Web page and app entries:
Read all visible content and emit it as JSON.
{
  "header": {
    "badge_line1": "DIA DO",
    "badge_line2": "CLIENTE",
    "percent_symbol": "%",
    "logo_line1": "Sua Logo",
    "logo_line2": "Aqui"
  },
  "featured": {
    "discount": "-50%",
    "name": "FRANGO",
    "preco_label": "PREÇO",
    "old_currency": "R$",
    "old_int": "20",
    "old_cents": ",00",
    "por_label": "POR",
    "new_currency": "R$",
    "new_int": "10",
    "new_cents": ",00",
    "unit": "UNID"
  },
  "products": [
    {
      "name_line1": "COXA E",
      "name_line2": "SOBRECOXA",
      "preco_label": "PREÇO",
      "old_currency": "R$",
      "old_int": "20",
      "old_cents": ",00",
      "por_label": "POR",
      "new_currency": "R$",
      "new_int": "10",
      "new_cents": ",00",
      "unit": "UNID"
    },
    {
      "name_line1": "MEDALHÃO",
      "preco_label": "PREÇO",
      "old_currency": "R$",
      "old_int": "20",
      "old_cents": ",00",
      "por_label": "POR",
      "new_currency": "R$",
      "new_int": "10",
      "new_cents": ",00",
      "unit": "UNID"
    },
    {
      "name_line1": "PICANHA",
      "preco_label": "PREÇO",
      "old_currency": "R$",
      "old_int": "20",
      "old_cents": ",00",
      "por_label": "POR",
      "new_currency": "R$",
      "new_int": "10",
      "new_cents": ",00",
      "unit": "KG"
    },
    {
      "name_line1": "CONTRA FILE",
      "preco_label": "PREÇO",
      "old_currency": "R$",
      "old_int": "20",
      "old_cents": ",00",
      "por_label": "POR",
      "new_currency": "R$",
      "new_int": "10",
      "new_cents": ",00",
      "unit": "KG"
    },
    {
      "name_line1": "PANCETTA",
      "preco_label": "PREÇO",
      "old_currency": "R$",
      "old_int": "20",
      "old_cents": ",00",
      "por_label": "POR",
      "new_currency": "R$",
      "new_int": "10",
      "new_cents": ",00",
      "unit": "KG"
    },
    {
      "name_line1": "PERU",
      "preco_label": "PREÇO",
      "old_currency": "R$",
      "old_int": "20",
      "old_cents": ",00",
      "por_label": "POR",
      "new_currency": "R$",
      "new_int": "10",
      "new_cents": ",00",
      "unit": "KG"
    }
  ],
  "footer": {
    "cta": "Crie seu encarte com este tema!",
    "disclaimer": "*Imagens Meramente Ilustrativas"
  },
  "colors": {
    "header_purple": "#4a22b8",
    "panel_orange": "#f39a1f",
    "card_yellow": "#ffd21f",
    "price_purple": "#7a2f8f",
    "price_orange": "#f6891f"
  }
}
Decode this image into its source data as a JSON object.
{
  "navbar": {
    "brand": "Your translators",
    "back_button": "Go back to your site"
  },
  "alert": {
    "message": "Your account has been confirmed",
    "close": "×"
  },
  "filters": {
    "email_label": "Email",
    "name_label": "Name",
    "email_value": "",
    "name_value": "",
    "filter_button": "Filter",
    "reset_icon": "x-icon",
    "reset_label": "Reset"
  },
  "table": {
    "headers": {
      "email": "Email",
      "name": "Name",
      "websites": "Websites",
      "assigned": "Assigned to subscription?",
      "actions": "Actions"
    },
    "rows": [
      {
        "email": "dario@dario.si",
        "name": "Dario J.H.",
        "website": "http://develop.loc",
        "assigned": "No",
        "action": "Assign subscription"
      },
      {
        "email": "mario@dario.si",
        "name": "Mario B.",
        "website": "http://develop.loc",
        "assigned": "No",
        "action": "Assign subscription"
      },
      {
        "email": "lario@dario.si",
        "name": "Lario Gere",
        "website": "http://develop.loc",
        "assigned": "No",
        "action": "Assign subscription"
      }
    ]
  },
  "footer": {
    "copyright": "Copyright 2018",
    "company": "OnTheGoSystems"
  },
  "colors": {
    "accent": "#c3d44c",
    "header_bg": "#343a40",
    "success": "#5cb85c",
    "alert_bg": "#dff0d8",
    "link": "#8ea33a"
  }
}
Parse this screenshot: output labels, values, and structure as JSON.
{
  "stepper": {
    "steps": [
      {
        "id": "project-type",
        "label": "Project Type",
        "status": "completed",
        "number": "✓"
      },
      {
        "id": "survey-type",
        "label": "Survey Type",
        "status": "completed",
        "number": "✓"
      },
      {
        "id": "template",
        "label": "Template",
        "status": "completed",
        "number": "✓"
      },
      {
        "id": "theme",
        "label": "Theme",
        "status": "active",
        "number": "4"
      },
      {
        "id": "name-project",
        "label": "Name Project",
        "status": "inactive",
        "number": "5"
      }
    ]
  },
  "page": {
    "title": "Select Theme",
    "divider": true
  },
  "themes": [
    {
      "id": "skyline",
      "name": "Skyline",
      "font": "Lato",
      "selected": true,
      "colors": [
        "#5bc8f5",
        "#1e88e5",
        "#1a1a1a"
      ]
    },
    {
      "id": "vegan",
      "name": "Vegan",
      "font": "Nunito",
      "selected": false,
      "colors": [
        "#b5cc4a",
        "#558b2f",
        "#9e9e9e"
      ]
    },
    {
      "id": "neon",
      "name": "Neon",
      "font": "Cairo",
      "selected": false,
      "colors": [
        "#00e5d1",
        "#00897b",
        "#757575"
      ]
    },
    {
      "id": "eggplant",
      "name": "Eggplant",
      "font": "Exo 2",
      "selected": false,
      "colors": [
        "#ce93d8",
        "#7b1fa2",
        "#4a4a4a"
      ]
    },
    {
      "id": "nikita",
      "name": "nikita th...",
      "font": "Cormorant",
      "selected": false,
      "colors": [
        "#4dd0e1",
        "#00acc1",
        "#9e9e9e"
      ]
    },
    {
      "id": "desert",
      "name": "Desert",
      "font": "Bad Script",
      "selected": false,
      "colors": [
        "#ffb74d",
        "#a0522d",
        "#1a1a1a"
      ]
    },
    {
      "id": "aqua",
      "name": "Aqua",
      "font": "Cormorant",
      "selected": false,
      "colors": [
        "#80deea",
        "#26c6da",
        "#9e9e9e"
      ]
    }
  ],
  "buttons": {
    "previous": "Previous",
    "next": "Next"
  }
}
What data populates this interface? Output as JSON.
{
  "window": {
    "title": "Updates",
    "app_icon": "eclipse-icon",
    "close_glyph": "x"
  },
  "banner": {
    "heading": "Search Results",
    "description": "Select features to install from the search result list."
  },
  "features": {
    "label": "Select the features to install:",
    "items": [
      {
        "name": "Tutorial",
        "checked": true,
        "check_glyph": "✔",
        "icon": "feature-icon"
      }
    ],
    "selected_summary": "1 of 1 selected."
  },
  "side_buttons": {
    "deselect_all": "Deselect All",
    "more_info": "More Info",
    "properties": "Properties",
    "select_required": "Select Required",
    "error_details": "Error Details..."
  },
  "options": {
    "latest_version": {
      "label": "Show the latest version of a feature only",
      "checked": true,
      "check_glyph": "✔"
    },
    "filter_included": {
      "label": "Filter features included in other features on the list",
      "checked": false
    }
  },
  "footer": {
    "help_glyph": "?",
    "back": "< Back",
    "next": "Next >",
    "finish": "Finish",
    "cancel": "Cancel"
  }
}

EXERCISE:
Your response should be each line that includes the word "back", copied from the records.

TASK ANSWER:
    "back_button": "Go back to your site"
    "back": "< Back",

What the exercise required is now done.